[What the task asks] Determine how many lines in the listing below contain "kind", then give only that number.

##### Given records

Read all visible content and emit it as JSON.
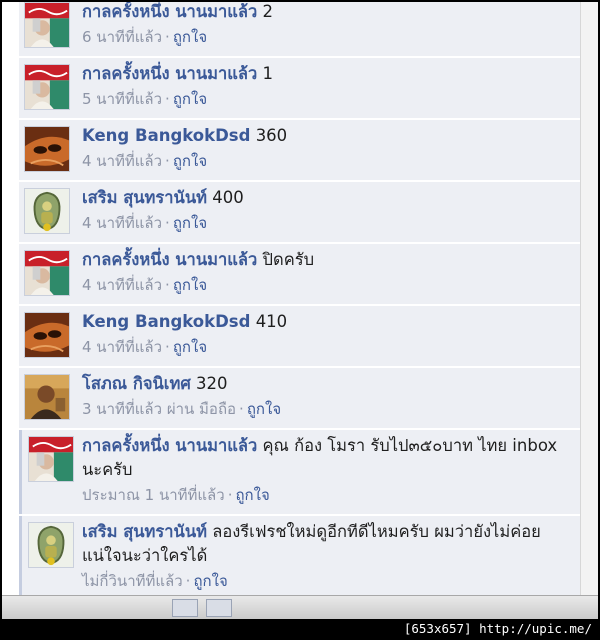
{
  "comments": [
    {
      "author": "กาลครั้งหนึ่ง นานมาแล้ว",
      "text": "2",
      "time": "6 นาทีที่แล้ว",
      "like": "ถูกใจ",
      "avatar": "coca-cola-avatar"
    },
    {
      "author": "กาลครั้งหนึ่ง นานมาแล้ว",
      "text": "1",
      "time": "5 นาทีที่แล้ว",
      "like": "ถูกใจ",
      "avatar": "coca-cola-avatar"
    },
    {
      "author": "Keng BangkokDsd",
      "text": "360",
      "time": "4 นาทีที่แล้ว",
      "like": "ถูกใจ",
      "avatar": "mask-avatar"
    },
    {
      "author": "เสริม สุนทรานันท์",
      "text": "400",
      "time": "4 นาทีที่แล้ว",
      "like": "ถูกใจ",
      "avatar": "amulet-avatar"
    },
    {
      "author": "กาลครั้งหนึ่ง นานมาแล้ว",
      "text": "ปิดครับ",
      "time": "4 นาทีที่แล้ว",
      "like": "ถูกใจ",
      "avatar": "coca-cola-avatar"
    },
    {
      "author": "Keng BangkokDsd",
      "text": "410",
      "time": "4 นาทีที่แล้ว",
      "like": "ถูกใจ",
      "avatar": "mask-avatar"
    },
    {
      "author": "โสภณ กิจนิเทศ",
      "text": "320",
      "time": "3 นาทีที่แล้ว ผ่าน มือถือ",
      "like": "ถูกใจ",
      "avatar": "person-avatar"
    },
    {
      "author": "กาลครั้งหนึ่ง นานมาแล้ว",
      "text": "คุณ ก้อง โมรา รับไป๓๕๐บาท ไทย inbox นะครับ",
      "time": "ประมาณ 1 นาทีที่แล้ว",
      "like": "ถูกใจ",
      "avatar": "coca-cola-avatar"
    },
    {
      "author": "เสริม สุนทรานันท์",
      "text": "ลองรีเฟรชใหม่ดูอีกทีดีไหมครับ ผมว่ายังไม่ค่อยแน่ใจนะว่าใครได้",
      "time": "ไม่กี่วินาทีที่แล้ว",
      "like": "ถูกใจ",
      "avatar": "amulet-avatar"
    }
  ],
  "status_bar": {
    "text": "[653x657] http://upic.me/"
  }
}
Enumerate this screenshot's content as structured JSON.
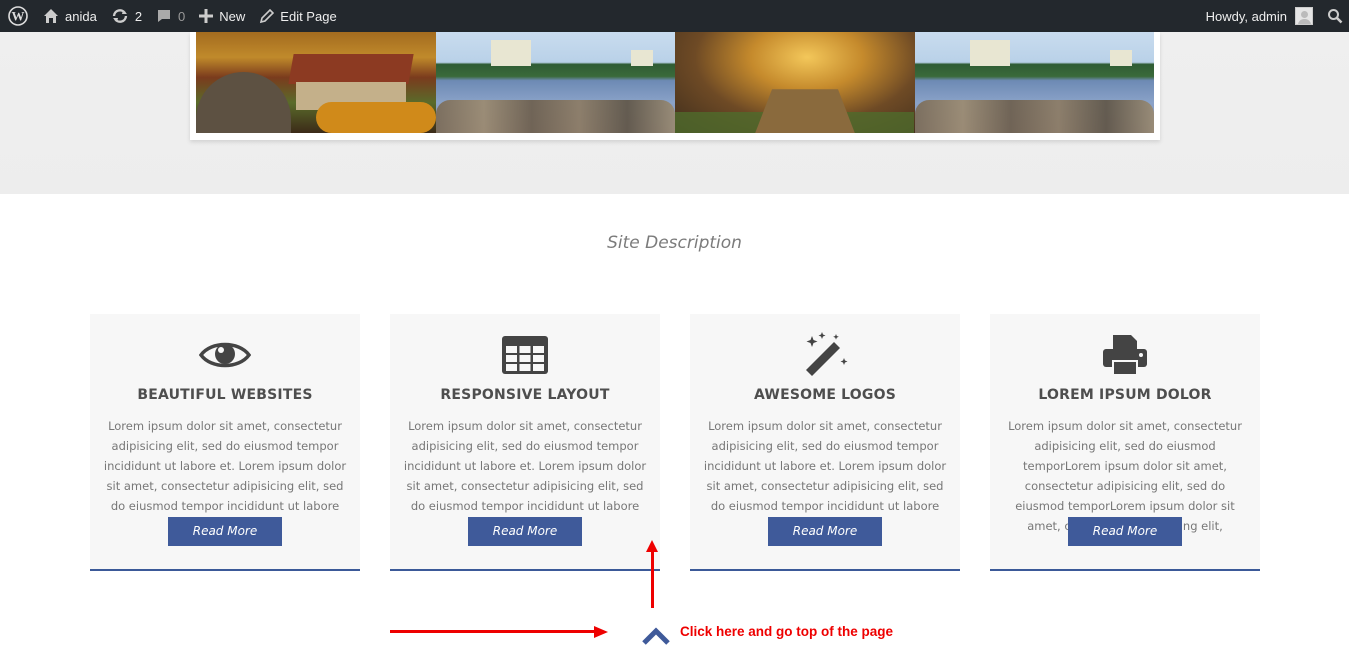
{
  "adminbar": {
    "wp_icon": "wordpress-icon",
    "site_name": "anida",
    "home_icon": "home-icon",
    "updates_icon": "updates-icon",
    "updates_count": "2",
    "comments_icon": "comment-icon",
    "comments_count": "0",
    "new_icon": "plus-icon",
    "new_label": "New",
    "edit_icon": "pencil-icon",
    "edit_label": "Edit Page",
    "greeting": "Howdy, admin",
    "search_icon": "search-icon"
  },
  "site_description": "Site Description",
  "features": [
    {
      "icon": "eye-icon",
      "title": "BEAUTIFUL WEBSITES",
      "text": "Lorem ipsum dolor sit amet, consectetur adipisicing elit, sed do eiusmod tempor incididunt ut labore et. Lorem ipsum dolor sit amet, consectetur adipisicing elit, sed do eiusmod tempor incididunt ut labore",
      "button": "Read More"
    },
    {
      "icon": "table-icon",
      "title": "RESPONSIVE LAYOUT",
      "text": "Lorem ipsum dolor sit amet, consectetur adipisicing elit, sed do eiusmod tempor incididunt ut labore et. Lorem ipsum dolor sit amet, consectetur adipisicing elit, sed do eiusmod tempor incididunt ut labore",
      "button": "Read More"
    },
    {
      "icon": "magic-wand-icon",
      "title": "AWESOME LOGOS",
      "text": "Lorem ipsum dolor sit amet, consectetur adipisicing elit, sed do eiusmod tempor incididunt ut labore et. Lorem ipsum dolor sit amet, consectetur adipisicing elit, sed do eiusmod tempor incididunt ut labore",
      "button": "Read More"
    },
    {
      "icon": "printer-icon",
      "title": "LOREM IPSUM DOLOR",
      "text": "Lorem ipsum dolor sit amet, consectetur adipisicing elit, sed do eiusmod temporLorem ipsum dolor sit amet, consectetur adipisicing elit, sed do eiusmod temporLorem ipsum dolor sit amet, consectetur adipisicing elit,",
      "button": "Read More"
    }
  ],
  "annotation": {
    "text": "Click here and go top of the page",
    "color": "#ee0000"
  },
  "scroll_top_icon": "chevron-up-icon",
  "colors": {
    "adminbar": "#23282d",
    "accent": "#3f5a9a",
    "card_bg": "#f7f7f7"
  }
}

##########
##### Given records

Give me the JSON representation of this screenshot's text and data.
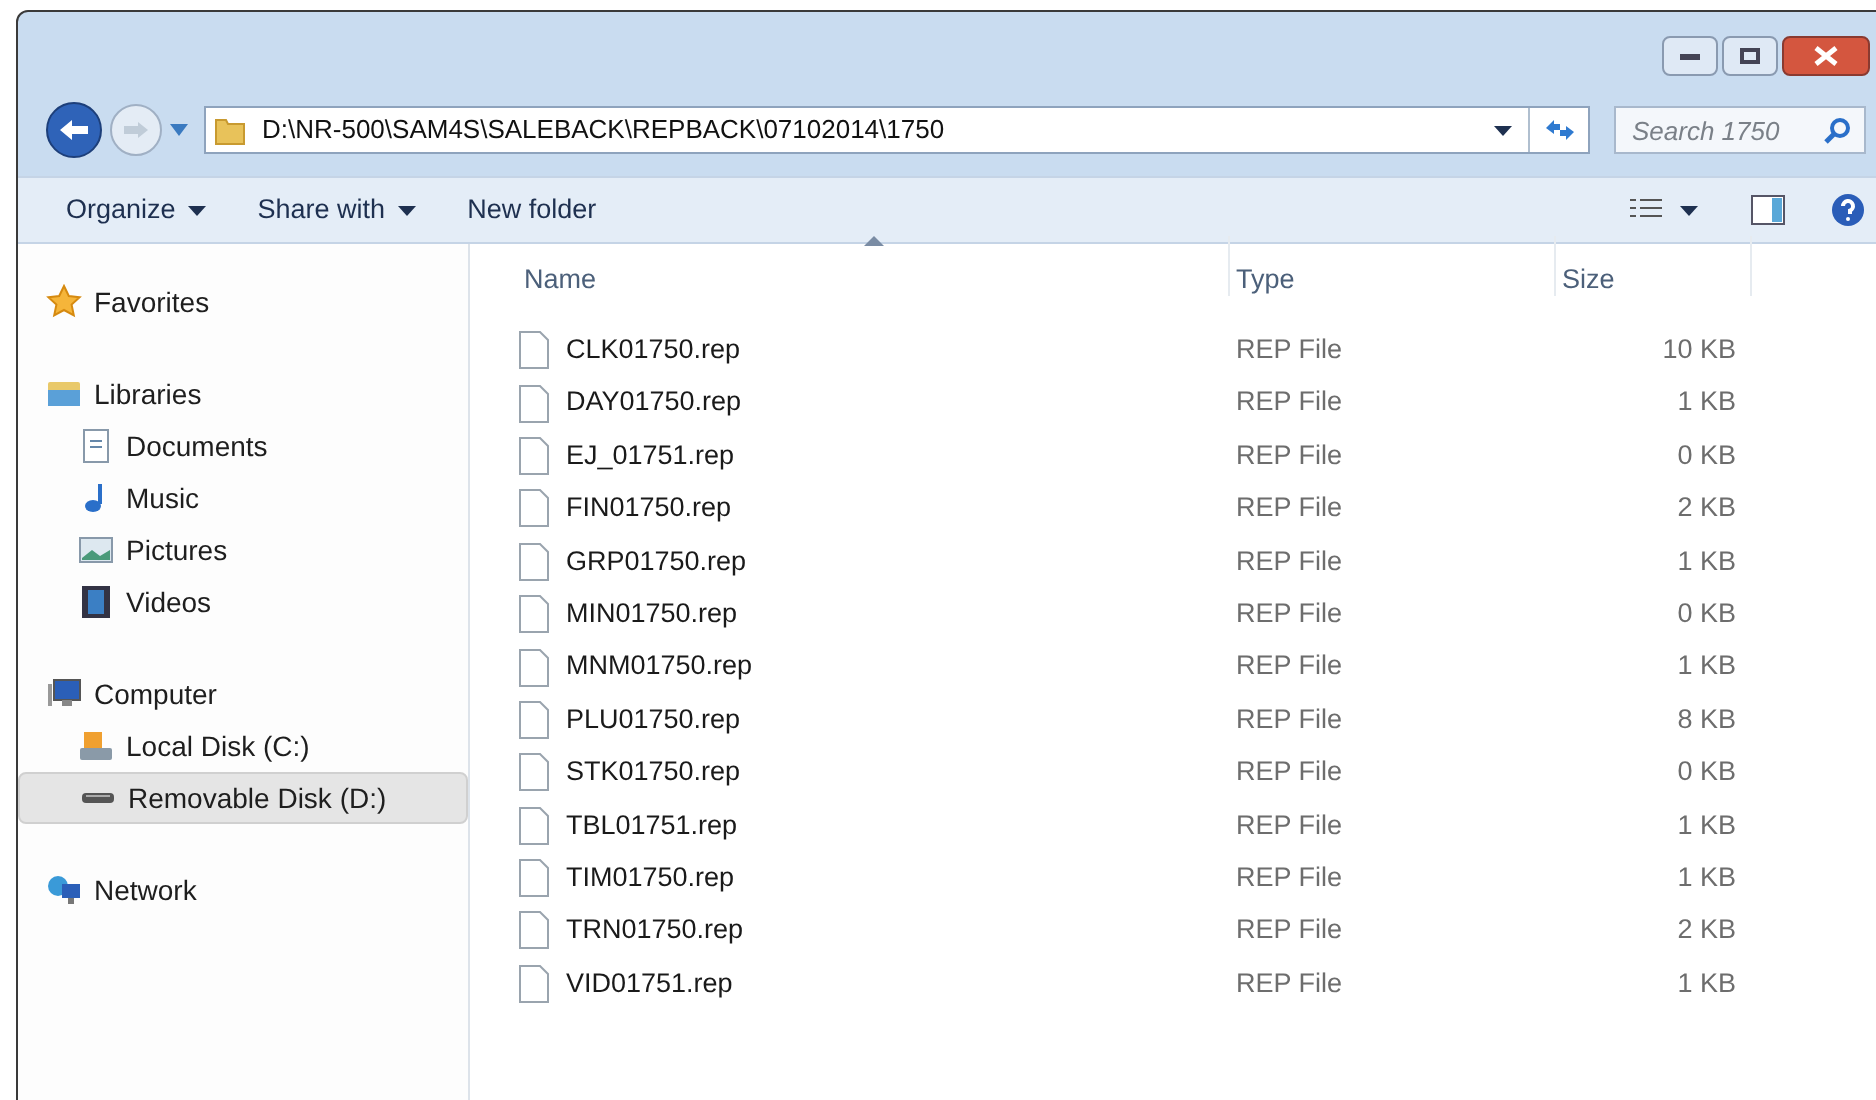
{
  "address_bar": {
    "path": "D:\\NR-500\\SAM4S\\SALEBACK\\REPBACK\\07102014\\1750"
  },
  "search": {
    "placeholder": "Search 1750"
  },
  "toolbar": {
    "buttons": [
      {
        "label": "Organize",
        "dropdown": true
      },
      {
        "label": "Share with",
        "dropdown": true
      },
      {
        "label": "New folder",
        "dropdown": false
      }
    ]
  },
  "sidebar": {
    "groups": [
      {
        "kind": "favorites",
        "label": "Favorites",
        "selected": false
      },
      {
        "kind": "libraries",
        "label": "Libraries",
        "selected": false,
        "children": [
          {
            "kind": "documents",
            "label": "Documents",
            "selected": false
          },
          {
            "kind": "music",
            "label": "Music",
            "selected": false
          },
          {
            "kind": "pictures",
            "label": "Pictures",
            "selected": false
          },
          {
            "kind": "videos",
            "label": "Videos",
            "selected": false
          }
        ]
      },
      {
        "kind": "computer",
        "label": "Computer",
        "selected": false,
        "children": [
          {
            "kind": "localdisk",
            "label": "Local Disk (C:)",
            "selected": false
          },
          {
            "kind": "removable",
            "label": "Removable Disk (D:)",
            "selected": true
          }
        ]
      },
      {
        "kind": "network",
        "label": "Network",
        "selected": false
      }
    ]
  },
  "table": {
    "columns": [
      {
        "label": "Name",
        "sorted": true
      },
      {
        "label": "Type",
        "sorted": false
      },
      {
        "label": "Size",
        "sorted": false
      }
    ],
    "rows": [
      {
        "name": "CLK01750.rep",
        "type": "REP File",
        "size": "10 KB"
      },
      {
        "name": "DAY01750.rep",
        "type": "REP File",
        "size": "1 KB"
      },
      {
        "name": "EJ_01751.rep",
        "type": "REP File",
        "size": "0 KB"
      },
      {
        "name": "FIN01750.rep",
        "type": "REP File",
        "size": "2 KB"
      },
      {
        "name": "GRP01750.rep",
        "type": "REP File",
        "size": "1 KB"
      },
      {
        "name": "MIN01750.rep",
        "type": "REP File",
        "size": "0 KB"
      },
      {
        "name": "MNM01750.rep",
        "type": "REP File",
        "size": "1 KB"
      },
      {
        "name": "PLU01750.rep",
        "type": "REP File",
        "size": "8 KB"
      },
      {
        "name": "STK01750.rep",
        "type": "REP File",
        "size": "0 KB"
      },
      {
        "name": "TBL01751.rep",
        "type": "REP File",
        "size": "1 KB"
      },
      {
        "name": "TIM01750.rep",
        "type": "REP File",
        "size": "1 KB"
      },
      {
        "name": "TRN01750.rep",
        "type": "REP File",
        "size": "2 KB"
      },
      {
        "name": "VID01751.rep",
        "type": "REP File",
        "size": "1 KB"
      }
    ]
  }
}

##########

[Solved exercise] 10